Wednesday, February 6, 2019


(Guest post by Gloria of Grandma's Army)
One of the fiercest and most crucial battles of the War of Independence was the fight for the fortress of Latrun, which commands the main road between Tel Aviv and Jerusalem. This series of engagements is important in its own right, and also because some who fought there went on to become important figures. Two would even rise to the office of prime minister: Yitzhak Rabin and Ariel Sharon. The fortress at Latrun, and the nearby Trappist monastery overlook the scenic Ayalon Valley, about 16 kilometers west of Jerusalem
Its commanding location along an ancient route gives it great strategic value, making it the site of many battles, going back to biblical times. Here, Joshua prayed for God to make the sun stand still so he could finish defeating the Amorites (Joshua 10:12-13). In 167 BCE the Ayalon Valley was where Judah the Maccabi won an important victory over the Seleucids. The Templars built a fortress there in 1187.
 In the late 1930s in Mandatory Palestine, there were a series of riots by Arab residents against the Jewish community and British rule. Because of this, the British army built a series of "Taggart" forts, named for the engineer who designed them, which were essentially fortified police stations at strategic points. Latrun was a natural site for a Taggart fort due to its view of the main Tel Aviv-Jerusalem highway. But as the British garrison left Latrun on May 14, 1948, the Arab Legion of Transjordan moved in, initiating one of the darkest hours for the new Jewish state.
The Arab Legion used this location to deny Jewish access to Jerusalem, and its 100,000 Jewish residents began to starve. Driving along this route today, one can see the carefully preserved remains of the crudely armored trucks that were destroyed trying to break the blockade nearly 60 years ago. Prime Minister David Ben-Gurion believed that the loss of Jerusalem would be fatal to the newly established state, so he made a risky decision to commit scarce military resources to the taking of Latrun.
Many of the Israeli soldiers were Holocaust survivors conscripted soon after arriving in Israel. Their high casualty rate remains a point of controversy to this day. At the time, the army was sadly lacking in manpower and equipment. The following is a first-hand account written by Ariel Sharon:
“My platoon and I are lazing in an olive grove, passing the heat of the day, thinking pre-battle thoughts, blending with the water-smoothed stones and the earth, feeling part and parcel of the land: a rooted feeling, a feeling of a homeland, of belonging, of ownership. 
Suddenly, a convoy of trucks stopped next to us and unloaded new, foreign-looking recruits.

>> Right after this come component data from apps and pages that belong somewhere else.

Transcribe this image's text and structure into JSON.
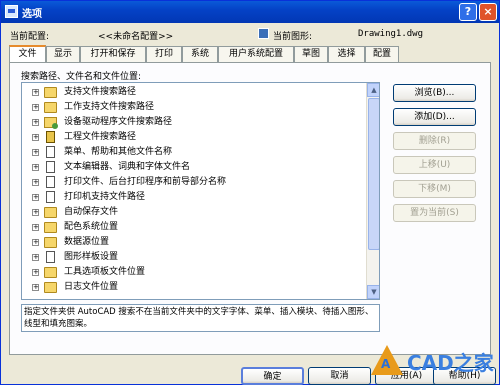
{
  "window": {
    "title": "选项",
    "help_btn": "?",
    "close_btn": "×"
  },
  "profile": {
    "current_profile_label": "当前配置:",
    "current_profile_value": "<<未命名配置>>",
    "current_drawing_label": "当前图形:",
    "current_drawing_value": "Drawing1.dwg"
  },
  "tabs": [
    "文件",
    "显示",
    "打开和保存",
    "打印",
    "系统",
    "用户系统配置",
    "草图",
    "选择",
    "配置"
  ],
  "section_label": "搜索路径、文件名和文件位置:",
  "tree_items": [
    {
      "label": "支持文件搜索路径",
      "icon": "folder-icon"
    },
    {
      "label": "工作支持文件搜索路径",
      "icon": "folder-icon"
    },
    {
      "label": "设备驱动程序文件搜索路径",
      "icon": "folder-gear-icon"
    },
    {
      "label": "工程文件搜索路径",
      "icon": "book-icon"
    },
    {
      "label": "菜单、帮助和其他文件名称",
      "icon": "document-icon"
    },
    {
      "label": "文本编辑器、词典和字体文件名",
      "icon": "document-icon"
    },
    {
      "label": "打印文件、后台打印程序和前导部分名称",
      "icon": "document-icon"
    },
    {
      "label": "打印机支持文件路径",
      "icon": "document-icon"
    },
    {
      "label": "自动保存文件",
      "icon": "folder-icon"
    },
    {
      "label": "配色系统位置",
      "icon": "folder-icon"
    },
    {
      "label": "数据源位置",
      "icon": "folder-icon"
    },
    {
      "label": "图形样板设置",
      "icon": "document-icon"
    },
    {
      "label": "工具选项板文件位置",
      "icon": "folder-icon"
    },
    {
      "label": "日志文件位置",
      "icon": "folder-icon"
    }
  ],
  "description": "指定文件夹供 AutoCAD 搜索不在当前文件夹中的文字字体、菜单、插入模块、待插入图形、线型和填充图案。",
  "side_buttons": [
    "浏览(B)...",
    "添加(D)...",
    "删除(R)",
    "上移(U)",
    "下移(M)",
    "置为当前(S)"
  ],
  "bottom_buttons": [
    "确定",
    "取消",
    "应用(A)",
    "帮助(H)"
  ],
  "watermark": {
    "text": "CAD之家"
  }
}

They looked slightly pale, and were wearing sleeveless sweaters, gray pants, and striped shirts. A stream of languages filled the air, names like Herschel and Yazek, Jan and Maitek were thrown around. They stuck out against the backdrop of olives, rocks, and yellowing grains. They’d come to us through blocked borders, from Europe’s death camps. I watched them. Watched them strip, watched their white bodies. They tried to find fitting uniforms, and fought the straps on their battle jackets as their new commanders helped them get suited up. They did this in silence, as though they had made their peace with fate. Not one of them cried out: ‘Let us at least breathe the free air after the years of terrible suffering.’ It is as if they’d come to the conclusion that this is one final battle for the future of the Jewish People.”
Despite the fact that the attacks failed to drive out the Arab Legionnaires, they did prevent the Jordanians from leaving the fortress. This bought the Jews the time and space they needed to carve out an alternative route to the south, called the "Burma Road",  that lifted the siege of Jerusalem.

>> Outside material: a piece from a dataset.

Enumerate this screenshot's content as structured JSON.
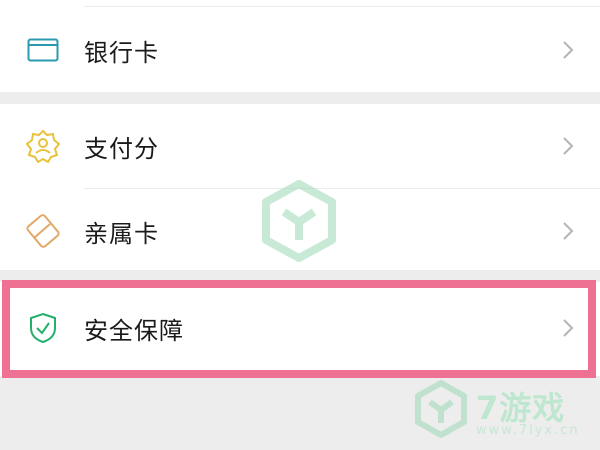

While in the area, visitors can also tour Mini-Israel, an outdoor theme park which features all of the country's most famous landmarks in 1:25 scale. And/or take their children to #Mini-Merkavot Latrun, where they can enjoy pony rides and a tractor tour of the entire Ayalon Valley.